_Activity_
Restate the full set of records exactly, without adding or dropping a word.
Start of Entries provided
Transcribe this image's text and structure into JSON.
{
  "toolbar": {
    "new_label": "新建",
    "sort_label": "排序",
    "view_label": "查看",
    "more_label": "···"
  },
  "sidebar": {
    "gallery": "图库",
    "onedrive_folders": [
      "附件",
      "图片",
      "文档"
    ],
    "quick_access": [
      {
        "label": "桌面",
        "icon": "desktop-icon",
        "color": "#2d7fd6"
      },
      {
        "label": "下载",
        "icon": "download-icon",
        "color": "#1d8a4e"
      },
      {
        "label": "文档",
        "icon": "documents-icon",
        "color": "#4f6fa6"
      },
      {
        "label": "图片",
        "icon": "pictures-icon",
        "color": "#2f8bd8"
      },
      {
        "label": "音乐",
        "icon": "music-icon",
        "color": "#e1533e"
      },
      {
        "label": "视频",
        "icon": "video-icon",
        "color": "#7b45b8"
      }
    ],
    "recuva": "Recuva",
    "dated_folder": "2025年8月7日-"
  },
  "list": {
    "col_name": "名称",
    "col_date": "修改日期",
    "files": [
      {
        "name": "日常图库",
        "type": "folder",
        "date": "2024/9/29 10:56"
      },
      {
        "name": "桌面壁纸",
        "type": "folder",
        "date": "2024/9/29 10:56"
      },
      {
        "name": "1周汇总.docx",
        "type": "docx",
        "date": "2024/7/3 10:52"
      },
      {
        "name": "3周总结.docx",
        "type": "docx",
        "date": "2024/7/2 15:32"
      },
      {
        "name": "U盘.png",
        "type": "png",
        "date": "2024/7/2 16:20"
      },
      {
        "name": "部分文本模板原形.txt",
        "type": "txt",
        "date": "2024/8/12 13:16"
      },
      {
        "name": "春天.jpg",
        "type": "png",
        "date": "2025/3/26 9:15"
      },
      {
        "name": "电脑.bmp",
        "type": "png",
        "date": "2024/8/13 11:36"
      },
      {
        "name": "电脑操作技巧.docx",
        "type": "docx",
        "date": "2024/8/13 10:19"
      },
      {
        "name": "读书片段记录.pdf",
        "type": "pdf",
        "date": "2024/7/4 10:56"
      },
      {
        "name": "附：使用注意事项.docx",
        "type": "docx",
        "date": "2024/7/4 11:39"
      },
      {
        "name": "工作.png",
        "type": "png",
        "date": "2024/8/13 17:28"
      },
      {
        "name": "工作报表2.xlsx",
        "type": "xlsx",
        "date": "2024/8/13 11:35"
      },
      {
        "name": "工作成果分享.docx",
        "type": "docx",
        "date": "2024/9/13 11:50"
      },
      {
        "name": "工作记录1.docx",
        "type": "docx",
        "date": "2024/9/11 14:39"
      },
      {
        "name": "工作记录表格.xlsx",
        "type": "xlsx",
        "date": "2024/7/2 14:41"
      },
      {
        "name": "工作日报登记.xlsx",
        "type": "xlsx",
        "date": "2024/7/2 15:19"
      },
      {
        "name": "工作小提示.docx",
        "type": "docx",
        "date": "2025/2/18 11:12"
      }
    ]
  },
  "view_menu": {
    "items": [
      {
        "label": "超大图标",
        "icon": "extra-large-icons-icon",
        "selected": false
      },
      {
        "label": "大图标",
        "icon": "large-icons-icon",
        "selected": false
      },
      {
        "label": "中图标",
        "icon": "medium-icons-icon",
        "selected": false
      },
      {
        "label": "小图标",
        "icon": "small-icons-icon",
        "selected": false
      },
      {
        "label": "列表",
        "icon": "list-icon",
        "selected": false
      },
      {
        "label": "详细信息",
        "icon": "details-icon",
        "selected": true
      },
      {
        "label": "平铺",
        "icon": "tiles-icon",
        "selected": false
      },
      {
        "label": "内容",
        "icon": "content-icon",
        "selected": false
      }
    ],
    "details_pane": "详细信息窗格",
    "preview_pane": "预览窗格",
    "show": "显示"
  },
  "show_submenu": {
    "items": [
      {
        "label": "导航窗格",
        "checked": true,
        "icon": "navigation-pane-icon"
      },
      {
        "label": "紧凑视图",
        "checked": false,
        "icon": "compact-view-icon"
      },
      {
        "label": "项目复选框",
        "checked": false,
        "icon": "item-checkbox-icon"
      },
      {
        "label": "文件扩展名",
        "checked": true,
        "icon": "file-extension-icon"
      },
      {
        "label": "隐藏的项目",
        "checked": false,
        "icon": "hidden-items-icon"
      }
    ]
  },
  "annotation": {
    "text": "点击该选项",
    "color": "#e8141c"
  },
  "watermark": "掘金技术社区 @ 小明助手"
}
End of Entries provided
_Result of the task_
Transcribe this image's text and structure into JSON.
{
  "toolbar": {
    "new_label": "新建",
    "sort_label": "排序",
    "view_label": "查看",
    "more_label": "···"
  },
  "sidebar": {
    "gallery": "图库",
    "onedrive_folders": [
      "附件",
      "图片",
      "文档"
    ],
    "quick_access": [
      {
        "label": "桌面",
        "icon": "desktop-icon",
        "color": "#2d7fd6"
      },
      {
        "label": "下载",
        "icon": "download-icon",
        "color": "#1d8a4e"
      },
      {
        "label": "文档",
        "icon": "documents-icon",
        "color": "#4f6fa6"
      },
      {
        "label": "图片",
        "icon": "pictures-icon",
        "color": "#2f8bd8"
      },
      {
        "label": "音乐",
        "icon": "music-icon",
        "color": "#e1533e"
      },
      {
        "label": "视频",
        "icon": "video-icon",
        "color": "#7b45b8"
      }
    ],
    "recuva": "Recuva",
    "dated_folder": "2025年8月7日-"
  },
  "list": {
    "col_name": "名称",
    "col_date": "修改日期",
    "files": [
      {
        "name": "日常图库",
        "type": "folder",
        "date": "2024/9/29 10:56"
      },
      {
        "name": "桌面壁纸",
        "type": "folder",
        "date": "2024/9/29 10:56"
      },
      {
        "name": "1周汇总.docx",
        "type": "docx",
        "date": "2024/7/3 10:52"
      },
      {
        "name": "3周总结.docx",
        "type": "docx",
        "date": "2024/7/2 15:32"
      },
      {
        "name": "U盘.png",
        "type": "png",
        "date": "2024/7/2 16:20"
      },
      {
        "name": "部分文本模板原形.txt",
        "type": "txt",
        "date": "2024/8/12 13:16"
      },
      {
        "name": "春天.jpg",
        "type": "png",
        "date": "2025/3/26 9:15"
      },
      {
        "name": "电脑.bmp",
        "type": "png",
        "date": "2024/8/13 11:36"
      },
      {
        "name": "电脑操作技巧.docx",
        "type": "docx",
        "date": "2024/8/13 10:19"
      },
      {
        "name": "读书片段记录.pdf",
        "type": "pdf",
        "date": "2024/7/4 10:56"
      },
      {
        "name": "附：使用注意事项.docx",
        "type": "docx",
        "date": "2024/7/4 11:39"
      },
      {
        "name": "工作.png",
        "type": "png",
        "date": "2024/8/13 17:28"
      },
      {
        "name": "工作报表2.xlsx",
        "type": "xlsx",
        "date": "2024/8/13 11:35"
      },
      {
        "name": "工作成果分享.docx",
        "type": "docx",
        "date": "2024/9/13 11:50"
      },
      {
        "name": "工作记录1.docx",
        "type": "docx",
        "date": "2024/9/11 14:39"
      },
      {
        "name": "工作记录表格.xlsx",
        "type": "xlsx",
        "date": "2024/7/2 14:41"
      },
      {
        "name": "工作日报登记.xlsx",
        "type": "xlsx",
        "date": "2024/7/2 15:19"
      },
      {
        "name": "工作小提示.docx",
        "type": "docx",
        "date": "2025/2/18 11:12"
      }
    ]
  },
  "view_menu": {
    "items": [
      {
        "label": "超大图标",
        "icon": "extra-large-icons-icon",
        "selected": false
      },
      {
        "label": "大图标",
        "icon": "large-icons-icon",
        "selected": false
      },
      {
        "label": "中图标",
        "icon": "medium-icons-icon",
        "selected": false
      },
      {
        "label": "小图标",
        "icon": "small-icons-icon",
        "selected": false
      },
      {
        "label": "列表",
        "icon": "list-icon",
        "selected": false
      },
      {
        "label": "详细信息",
        "icon": "details-icon",
        "selected": true
      },
      {
        "label": "平铺",
        "icon": "tiles-icon",
        "selected": false
      },
      {
        "label": "内容",
        "icon": "content-icon",
        "selected": false
      }
    ],
    "details_pane": "详细信息窗格",
    "preview_pane": "预览窗格",
    "show": "显示"
  },
  "show_submenu": {
    "items": [
      {
        "label": "导航窗格",
        "checked": true,
        "icon": "navigation-pane-icon"
      },
      {
        "label": "紧凑视图",
        "checked": false,
        "icon": "compact-view-icon"
      },
      {
        "label": "项目复选框",
        "checked": false,
        "icon": "item-checkbox-icon"
      },
      {
        "label": "文件扩展名",
        "checked": true,
        "icon": "file-extension-icon"
      },
      {
        "label": "隐藏的项目",
        "checked": false,
        "icon": "hidden-items-icon"
      }
    ]
  },
  "annotation": {
    "text": "点击该选项",
    "color": "#e8141c"
  },
  "watermark": "掘金技术社区 @ 小明助手"
}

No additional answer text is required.